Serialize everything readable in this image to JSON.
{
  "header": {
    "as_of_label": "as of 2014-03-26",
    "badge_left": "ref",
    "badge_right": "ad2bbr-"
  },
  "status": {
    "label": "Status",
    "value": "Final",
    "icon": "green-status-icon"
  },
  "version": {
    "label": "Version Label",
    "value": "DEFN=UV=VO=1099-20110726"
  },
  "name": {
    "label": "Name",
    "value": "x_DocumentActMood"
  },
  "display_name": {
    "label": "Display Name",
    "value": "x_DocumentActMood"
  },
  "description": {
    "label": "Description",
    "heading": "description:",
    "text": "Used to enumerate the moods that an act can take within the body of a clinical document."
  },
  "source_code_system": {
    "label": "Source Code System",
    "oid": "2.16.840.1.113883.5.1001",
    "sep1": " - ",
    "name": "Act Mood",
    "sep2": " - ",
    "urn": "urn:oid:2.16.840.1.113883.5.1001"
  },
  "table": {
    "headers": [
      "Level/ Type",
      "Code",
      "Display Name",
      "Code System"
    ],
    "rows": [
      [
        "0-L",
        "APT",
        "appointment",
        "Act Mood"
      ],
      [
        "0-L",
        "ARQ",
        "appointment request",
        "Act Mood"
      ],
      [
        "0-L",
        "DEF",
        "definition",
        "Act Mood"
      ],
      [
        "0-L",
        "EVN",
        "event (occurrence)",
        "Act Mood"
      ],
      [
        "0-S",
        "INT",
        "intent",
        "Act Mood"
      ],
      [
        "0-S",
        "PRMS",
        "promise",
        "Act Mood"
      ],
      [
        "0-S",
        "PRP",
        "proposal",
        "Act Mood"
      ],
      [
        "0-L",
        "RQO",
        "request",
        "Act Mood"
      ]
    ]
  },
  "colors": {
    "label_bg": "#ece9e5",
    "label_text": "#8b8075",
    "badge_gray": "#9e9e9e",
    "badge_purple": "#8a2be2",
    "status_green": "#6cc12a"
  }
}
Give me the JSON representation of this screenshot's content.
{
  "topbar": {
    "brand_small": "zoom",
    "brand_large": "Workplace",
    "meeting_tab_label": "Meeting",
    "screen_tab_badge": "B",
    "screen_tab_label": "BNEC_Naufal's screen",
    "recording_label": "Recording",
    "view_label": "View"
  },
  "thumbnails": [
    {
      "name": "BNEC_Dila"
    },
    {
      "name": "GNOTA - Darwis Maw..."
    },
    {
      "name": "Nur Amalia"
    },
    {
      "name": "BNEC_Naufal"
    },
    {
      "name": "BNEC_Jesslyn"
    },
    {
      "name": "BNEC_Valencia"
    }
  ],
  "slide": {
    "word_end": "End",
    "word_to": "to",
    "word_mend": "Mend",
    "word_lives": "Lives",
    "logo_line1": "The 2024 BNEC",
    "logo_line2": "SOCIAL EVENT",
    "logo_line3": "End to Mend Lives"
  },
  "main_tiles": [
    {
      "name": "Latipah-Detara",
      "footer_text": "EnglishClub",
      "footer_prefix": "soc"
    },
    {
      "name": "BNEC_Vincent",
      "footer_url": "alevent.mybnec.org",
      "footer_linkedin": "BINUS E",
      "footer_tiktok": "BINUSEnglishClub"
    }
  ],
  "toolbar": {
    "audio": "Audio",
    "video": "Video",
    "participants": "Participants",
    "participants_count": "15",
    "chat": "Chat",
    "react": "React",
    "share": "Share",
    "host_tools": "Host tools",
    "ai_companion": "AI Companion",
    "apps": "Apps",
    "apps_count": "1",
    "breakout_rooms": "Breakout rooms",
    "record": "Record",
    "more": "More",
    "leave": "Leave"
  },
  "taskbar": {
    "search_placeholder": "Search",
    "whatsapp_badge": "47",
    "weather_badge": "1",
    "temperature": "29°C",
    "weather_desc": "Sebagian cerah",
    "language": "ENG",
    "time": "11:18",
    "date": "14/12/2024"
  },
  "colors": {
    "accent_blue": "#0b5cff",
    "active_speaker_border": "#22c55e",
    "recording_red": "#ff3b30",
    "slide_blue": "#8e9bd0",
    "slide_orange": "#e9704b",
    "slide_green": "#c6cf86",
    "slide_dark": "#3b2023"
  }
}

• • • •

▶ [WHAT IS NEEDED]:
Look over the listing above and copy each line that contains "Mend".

▶ [SOLUTION]:
    "word_mend": "Mend",
    "logo_line3": "End to Mend Lives"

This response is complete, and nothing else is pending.